*Entries supplied*.
++++++++++

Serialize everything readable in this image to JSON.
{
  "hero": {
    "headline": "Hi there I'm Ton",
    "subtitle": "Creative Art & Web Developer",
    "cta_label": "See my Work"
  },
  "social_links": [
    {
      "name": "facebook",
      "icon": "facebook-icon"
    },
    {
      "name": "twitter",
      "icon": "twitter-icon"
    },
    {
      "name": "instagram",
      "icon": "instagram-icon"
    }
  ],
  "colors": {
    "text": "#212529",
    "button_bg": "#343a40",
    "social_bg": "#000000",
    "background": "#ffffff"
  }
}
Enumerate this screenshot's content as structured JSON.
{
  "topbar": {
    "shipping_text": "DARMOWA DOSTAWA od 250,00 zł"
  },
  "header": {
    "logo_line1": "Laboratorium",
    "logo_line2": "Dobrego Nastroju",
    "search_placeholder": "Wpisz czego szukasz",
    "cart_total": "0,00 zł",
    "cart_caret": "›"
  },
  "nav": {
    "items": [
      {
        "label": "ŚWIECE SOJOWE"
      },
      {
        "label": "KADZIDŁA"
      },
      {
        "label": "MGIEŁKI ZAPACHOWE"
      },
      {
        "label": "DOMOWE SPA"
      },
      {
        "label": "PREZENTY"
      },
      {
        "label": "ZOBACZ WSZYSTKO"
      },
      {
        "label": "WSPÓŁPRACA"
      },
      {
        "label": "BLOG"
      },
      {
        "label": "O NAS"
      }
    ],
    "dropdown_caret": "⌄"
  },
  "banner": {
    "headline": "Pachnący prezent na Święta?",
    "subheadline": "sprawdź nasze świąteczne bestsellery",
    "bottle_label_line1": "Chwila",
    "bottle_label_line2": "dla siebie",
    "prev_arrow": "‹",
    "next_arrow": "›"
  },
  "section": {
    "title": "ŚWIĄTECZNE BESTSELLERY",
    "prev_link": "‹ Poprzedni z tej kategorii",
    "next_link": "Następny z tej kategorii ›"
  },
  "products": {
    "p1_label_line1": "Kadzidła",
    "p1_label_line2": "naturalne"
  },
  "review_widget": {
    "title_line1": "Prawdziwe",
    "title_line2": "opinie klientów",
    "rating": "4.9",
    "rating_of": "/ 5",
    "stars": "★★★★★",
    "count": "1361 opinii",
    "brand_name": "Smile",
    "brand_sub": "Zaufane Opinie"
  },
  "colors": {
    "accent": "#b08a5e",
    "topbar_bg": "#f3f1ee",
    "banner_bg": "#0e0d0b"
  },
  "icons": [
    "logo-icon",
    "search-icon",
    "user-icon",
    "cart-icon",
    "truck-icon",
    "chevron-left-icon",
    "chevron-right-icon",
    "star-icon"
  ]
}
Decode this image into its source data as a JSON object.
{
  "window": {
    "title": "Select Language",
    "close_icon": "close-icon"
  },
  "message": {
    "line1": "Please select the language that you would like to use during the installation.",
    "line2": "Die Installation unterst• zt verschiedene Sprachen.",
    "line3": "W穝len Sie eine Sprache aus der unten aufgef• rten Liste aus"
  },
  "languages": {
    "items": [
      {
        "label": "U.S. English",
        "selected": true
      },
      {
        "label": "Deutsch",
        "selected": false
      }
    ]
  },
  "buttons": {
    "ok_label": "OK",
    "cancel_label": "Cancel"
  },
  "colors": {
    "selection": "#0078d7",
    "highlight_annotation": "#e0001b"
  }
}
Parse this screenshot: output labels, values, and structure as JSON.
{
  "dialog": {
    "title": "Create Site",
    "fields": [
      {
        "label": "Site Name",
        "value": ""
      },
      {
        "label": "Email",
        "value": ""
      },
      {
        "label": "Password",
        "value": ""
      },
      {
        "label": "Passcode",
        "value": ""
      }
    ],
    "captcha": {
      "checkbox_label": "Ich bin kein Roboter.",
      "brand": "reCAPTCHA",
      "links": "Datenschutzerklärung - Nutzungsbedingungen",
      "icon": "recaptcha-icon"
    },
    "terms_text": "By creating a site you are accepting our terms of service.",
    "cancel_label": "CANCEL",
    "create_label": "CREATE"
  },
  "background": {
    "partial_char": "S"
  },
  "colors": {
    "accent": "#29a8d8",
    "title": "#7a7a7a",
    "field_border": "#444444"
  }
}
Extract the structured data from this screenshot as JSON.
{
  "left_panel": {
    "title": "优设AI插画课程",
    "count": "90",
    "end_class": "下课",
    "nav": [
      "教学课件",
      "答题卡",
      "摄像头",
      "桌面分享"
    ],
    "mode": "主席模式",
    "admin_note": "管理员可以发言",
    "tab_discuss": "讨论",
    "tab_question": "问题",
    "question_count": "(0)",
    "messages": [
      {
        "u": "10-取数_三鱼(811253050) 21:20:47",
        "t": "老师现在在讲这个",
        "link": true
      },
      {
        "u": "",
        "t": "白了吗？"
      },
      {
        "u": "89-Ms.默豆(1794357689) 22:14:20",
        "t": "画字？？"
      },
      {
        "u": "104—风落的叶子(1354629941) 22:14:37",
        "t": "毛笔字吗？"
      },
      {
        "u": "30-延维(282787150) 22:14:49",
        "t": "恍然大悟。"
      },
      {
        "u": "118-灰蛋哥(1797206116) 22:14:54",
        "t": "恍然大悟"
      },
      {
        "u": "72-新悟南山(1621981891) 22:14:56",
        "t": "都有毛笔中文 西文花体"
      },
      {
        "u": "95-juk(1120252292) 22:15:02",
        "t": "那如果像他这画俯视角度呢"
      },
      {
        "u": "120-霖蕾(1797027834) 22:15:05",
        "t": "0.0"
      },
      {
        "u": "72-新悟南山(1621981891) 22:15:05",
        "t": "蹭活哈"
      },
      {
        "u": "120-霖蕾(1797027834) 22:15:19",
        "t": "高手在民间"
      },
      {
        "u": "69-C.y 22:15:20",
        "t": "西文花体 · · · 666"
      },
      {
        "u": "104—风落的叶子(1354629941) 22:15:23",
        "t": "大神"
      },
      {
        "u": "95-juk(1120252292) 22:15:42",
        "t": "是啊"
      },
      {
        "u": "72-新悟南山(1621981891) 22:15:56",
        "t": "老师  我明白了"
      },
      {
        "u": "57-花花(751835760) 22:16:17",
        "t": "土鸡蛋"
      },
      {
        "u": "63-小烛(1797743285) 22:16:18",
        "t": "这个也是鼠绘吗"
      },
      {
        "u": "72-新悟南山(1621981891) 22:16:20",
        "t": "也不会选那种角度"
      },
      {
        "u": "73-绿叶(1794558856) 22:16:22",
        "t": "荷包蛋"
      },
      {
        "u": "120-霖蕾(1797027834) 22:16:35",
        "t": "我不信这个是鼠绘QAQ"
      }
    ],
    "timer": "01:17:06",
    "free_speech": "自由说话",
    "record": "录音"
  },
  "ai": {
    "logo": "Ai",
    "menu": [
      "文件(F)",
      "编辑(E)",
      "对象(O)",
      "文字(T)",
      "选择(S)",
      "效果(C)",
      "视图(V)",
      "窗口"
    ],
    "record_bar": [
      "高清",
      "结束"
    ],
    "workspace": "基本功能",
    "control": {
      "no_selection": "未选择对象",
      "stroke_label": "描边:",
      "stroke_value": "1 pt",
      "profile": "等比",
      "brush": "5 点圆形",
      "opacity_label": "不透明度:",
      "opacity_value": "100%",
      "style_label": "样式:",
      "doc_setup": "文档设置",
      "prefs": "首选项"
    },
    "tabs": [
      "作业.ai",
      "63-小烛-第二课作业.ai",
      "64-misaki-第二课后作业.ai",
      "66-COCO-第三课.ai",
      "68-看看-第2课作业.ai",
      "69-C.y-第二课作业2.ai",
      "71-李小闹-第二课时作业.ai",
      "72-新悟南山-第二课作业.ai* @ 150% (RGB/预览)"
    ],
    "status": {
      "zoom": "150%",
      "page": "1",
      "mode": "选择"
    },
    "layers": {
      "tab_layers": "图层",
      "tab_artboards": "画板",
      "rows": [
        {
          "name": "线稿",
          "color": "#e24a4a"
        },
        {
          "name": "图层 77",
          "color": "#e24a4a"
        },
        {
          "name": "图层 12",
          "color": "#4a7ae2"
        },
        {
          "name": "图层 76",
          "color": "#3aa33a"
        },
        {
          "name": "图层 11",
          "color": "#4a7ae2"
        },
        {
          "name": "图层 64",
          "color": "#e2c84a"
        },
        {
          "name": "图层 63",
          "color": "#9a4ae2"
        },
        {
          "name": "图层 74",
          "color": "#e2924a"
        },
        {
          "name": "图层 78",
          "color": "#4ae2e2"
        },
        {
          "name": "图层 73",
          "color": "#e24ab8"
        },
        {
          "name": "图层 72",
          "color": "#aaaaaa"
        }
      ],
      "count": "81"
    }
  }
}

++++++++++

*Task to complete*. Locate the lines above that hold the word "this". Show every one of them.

*Response area*.
Serialize everything readable in this image to JSON.
Enumerate this screenshot's content as structured JSON.
Decode this image into its source data as a JSON object.
Parse this screenshot: output labels, values, and structure as JSON.
Extract the structured data from this screenshot as JSON.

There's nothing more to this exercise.